I’m no Andrew Sorkin, who given the chance, could probably make another blockbuster book, Too Big to Fail: JCP the Sequel. However, he would probably have to give the story a massive spin. While the notion of “too big to fail” might peak interest in the retail world, it most certainly doesn’t contain the kind of drama, suspense, the edge of crisis and sheer magnitude of a potential economic collapse of Great Depression proportions, as Sorkin was able to brilliantly narrate in his famous book. So, I will take a shot with a mere article-sized account of why JC Penney is too big to fail for their likely new owners.
Brookfield Property Partners L.P. (“Brookfield”) and Simon Property Group (“Simon”) will probably win the dubious JCP prize of a really old (from all perspectives), stale and dying brand. Then they will have to figure out what to do with it. Another serious and higher bidder at one point, was Sycamore Partners, which I predicted would win. Very briefly, my prediction was based on my opinion that the Simon/Brookfield interest is primarily to save their butts (which, in fact is true, at least short term). I also pointed out that Sycamore better understood the business of retailing and had an actual plan, including synergies with the Belk brand that is also under their ownership. Anyway, it was not to be, although too bad, because I think Sycamore might have saved Penney.
It just ain’t gonna happen under Simon and Brookfield. They will likely do some abracadabra financial engineering … life support stuff. I have no idea what that magic act might be. However, whatever tricks they might come up with, they might be advised to call Eddie Lampert for some ideas (the infamous CEO who led the dismantling of Sears). Sorry, I digress.
They will likely do some abracadabra financial engineering…life support stuff. I have no idea what that magic act might be. However, whatever tricks they might come up with, they might be advised to call Eddie Lampert for some ideas (the infamous CEO who led the dismantling of Sears).
Simon and Brookfield want the retail operations, while another lien lending group is making a case for owning the property assets: the roughly 160 stores and however many distribution centers. These would likely be put into a REIT. Of note, REIT’s can tend to bleed the operating unit to death with excessively high lease arrangements. One example was the acquisition of Mervyn’s department store chain’s real estate in 2004 by a private equity firm that raised the rent by 90 percent, which was a major reason for Mervyn’s ultimate demise. Simon and Brookfield, being major players in the real estate business might be better equipped to deal with the likely new REIT owners.

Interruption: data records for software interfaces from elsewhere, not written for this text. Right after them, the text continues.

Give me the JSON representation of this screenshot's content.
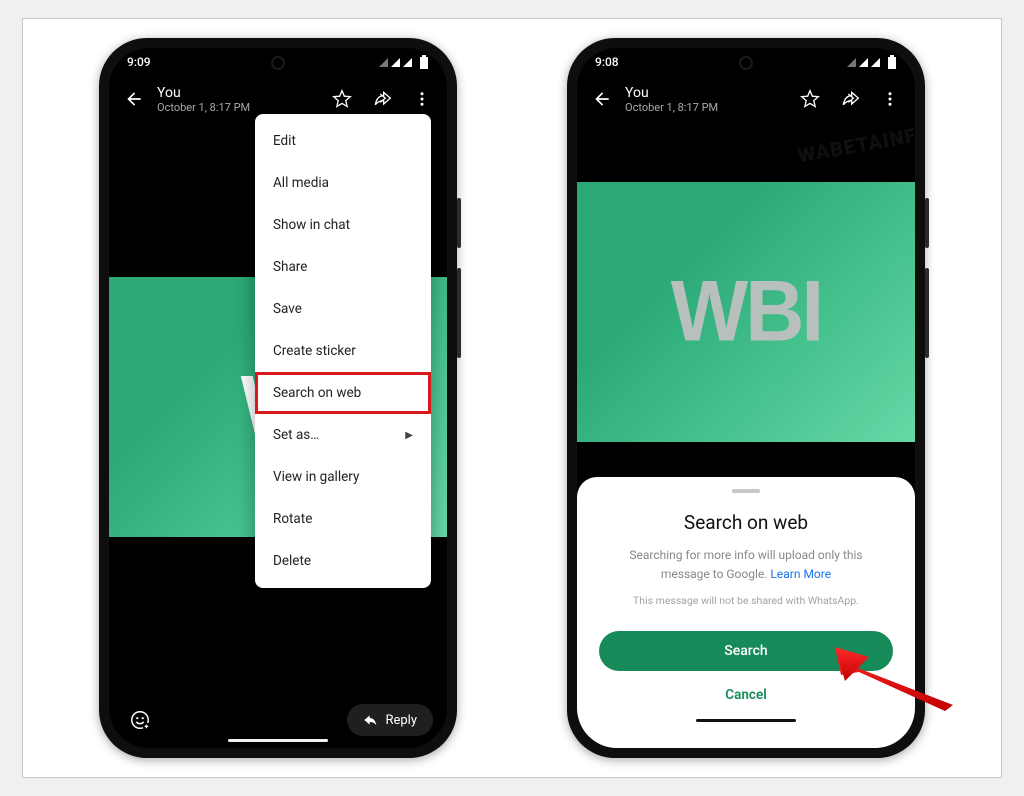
{
  "phone1": {
    "status_time": "9:09",
    "appbar": {
      "name": "You",
      "date": "October 1, 8:17 PM"
    },
    "image_text": "W",
    "reply_label": "Reply",
    "menu": {
      "items": [
        {
          "label": "Edit",
          "highlighted": false
        },
        {
          "label": "All media",
          "highlighted": false
        },
        {
          "label": "Show in chat",
          "highlighted": false
        },
        {
          "label": "Share",
          "highlighted": false
        },
        {
          "label": "Save",
          "highlighted": false
        },
        {
          "label": "Create sticker",
          "highlighted": false
        },
        {
          "label": "Search on web",
          "highlighted": true
        },
        {
          "label": "Set as…",
          "highlighted": false,
          "submenu": true
        },
        {
          "label": "View in gallery",
          "highlighted": false
        },
        {
          "label": "Rotate",
          "highlighted": false
        },
        {
          "label": "Delete",
          "highlighted": false
        }
      ]
    }
  },
  "phone2": {
    "status_time": "9:08",
    "appbar": {
      "name": "You",
      "date": "October 1, 8:17 PM"
    },
    "image_text": "WBI",
    "sheet": {
      "title": "Search on web",
      "desc_1": "Searching for more info will upload only this",
      "desc_2": "message to Google.",
      "learn_more": "Learn More",
      "fine_print": "This message will not be shared with WhatsApp.",
      "search_label": "Search",
      "cancel_label": "Cancel"
    }
  },
  "watermark": "WABETAINFO"
}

These will all be short- to medium-term concepts just to keep Penney on life support long enough to figure out what to do with a brand that consumers are no longer interested in, particularly younger consumers, who, by the way, have absolutely equal distaste for mall shopping. It’s a lose/lose guys.
An Anchor Is Drowning Malls
However, for the time being, Simon and Brookfield did realize that JCP was too big to fail, even if it was just for the short term. Simon has 63 JCP stores in its portfolio spread throughout its 200+ malls. And Brookfield has 73 JCP stores across their 170 retail properties. And as I mentioned in the aforementioned article, JCP as an “anchor” store with very favorable leases, was (but, now unlikely) a traffic magnet. This benefited the hundreds of smaller specialty retailers and other tenants, whose leases were much higher. However, their leases contained the ability for these stores to break or negotiate lower leases upon the departure of the anchor stores.
The pickle Simon and Brookfield now find themselves in is that while short term they can keep JCP as an anchor and may be able to save losses of millions of dollars in smaller tenant departures or severely down-scaled leases, the failing JCP prize they just won, is just that. They are failing. And ironically, the JCP stores are indeed an anchor around the malls’ necks.
Reinventing the Mall
Even before the pandemic, experts were predicting the demise or at least the repurposing of roughly 900 of the country’s 1200 major malls. The primary reasons were no brainers: a dramatic shift in consumer shopping behavior, particularly among the next-gen cohort, armed with technology and the ability to be the new POS, forcing retailers to respond to them wherever they might be, whenever they request it, 24/7.
Now, the pandemic, and as in millions of other cases, has simply accelerated the negative trajectories that businesses were already on.
So, anchor tenant JCP is too big to fail in the minds of Simon and Brookfield, with its demise threatening the loss of millions, if not billions of dollars for the two. But now what are they going to do? With the traditional mall model headed for the dust bin of history, now owning another dust bin candidate, do they just punt? Or do they have a Hail Mary Pass in their playbook?
At the end of the day, one must ask: Is this a sign of the future of retail? Real estate deals? Pure transactions, no more magic? Is retail only worth the real estate it sits on?